Tuesday, January 24, 2017
TV Tuesday: Mercy Street
The drama centers on a makeshift hospital in Alexandria, Virginia, during the Civil War. Although Virginia is a southern state, Alexandria (very close to D.C.) has recently been conquered by the Union so that slaves have been freed, though there are still plenty of loyal Confederates in town who aren't happy with the situation. The "hospital" is a hotel in town that has been turned into a medical facility to treat wounded soldiers on both sides (though partisan medical personnel aren't always too happy about that).
Into this tumultuous environment comes Mary Phinney, played by Mary Elizabeth Winstead (in a very different role than as Laurel on BrainDead), a northerner who lost her husband and has come to the hospital to help care for wounded soldiers and work as a nurse. Ambitious head nurse Anne Hastings is not at all happy to have Mary on board. Dr. Jebediah Foster, played by Josh Radnor of How I Met Your Mother fame (it took me a while to recognize him here!), is glad to have the extra help, though, and he immediately sees that Mary is capable and responsible. Other doctors, nurses, and support people round out the hospital's staff.
Meanwhile, Emma Green, played by Hannah James, also begins volunteering at the hospital, just to visit and support the soldiers there - the Confederate soldiers. Emma's family is a prominent one in town - they actually own this hotel - and is appalled by what is happening to their town and their way of life. Emma hopes to provide some much-needed moral support to their wounded boys. Gary Cole plays Emma's father, who is being pressured into signing papers to officially side with the Union, a thought that disgusts him.
We see the black citizens of Alexandria, too, working at the hospital. Though officially free, they all work very hard, have difficult lives, and are still often mistreated. McKinley Belcher III plays Samuel, a well-spoken young man who works at the hospital. Aurelia, played by Shalita Grant (another surprise whom I didn't recognize at first, from NCIS: New Orleans), has been separated from her husband and small son and hopes to find them one day. One white administrator at the hospital is abusive to her, preying on her hopes to reunite her family.

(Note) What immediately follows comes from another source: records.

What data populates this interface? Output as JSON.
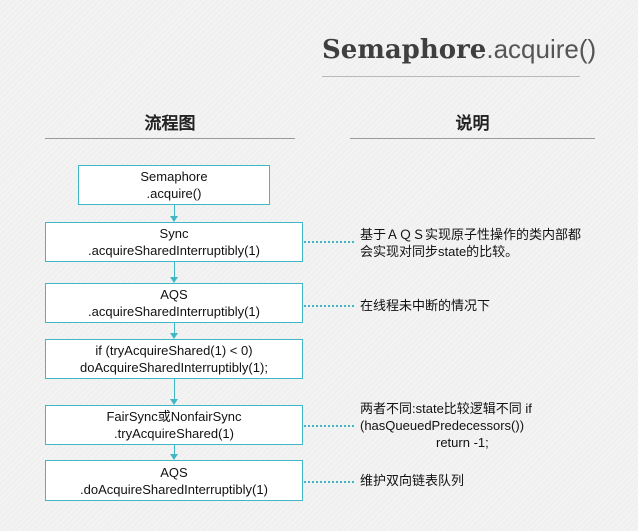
{
  "title": {
    "bold": "Semaphore",
    "light": ".acquire()"
  },
  "columns": {
    "flow": "流程图",
    "notes": "说明"
  },
  "boxes": [
    {
      "line1": "Semaphore",
      "line2": ".acquire()"
    },
    {
      "line1": "Sync",
      "line2": ".acquireSharedInterruptibly(1)"
    },
    {
      "line1": "AQS",
      "line2": ".acquireSharedInterruptibly(1)"
    },
    {
      "line1": "if (tryAcquireShared(1) < 0)",
      "line2": "doAcquireSharedInterruptibly(1);"
    },
    {
      "line1": "FairSync或NonfairSync",
      "line2": ".tryAcquireShared(1)"
    },
    {
      "line1": "AQS",
      "line2": ".doAcquireSharedInterruptibly(1)"
    }
  ],
  "notes": {
    "sync": {
      "line1": "基于ＡＱＳ实现原子性操作的类内部都",
      "line2": "会实现对同步state的比较。"
    },
    "aqs": {
      "line1": "在线程未中断的情况下"
    },
    "fair": {
      "line1": "两者不同:state比较逻辑不同     if",
      "line2": "(hasQueuedPredecessors())",
      "line3": "return -1;"
    },
    "doacq": {
      "line1": "维护双向链表队列"
    }
  },
  "colors": {
    "accent": "#3fb7c4",
    "background": "#f0f0f0"
  }
}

And all of that is just the beginning! There is a LOT going on in this show - with the hospital staff, their patients, and the people who live in town and interact with them. I am not generally a fan of period movies or TV shows (I have no interest in Downton Abbey, for instance), but I am finding the historical setting here fascinating - perhaps because it is close to home but so very different from our world. Medical treatment in the 1860's is particularly intriguing - and often gruesome - like when the doctors are arguing over whether to use chloroform or just operate on someone while they're awake!
The cast here is amazing - all are very talented, and it's interesting to see some familiar faces in VERY different roles. I am particularly drawn to Mary and to Dr. Foster. It took me a couple of episodes to get into the show because it is somewhat complex, with a lot of different characters, but now I am hooked. In addition to the normal happenings in the hospital and the war going on outside of it, there are some big incidents that move the story forward, like a plot to assassinate Lincoln when he visits the hospital and, at the start of season 2, the possibility of a smallpox outbreak. The show combines action, suspense, drama, and romance. I am really enjoying it and can't wait to see what season 2 brings now!
Season 1 of Mercy Street is available for free on Amazon Prime (link below) or for $1.99 an episode On Demand. Season 2 - which just aired its first episode - is just the opposite, free On Demand or $1.99 per episode on Amazon. However, you can see ALL episodes of Mercy Street - seasons 1 & 2 - free on the PBS website. It is also available on DVD.
Have you tried Mercy Street yet? What do you think of it?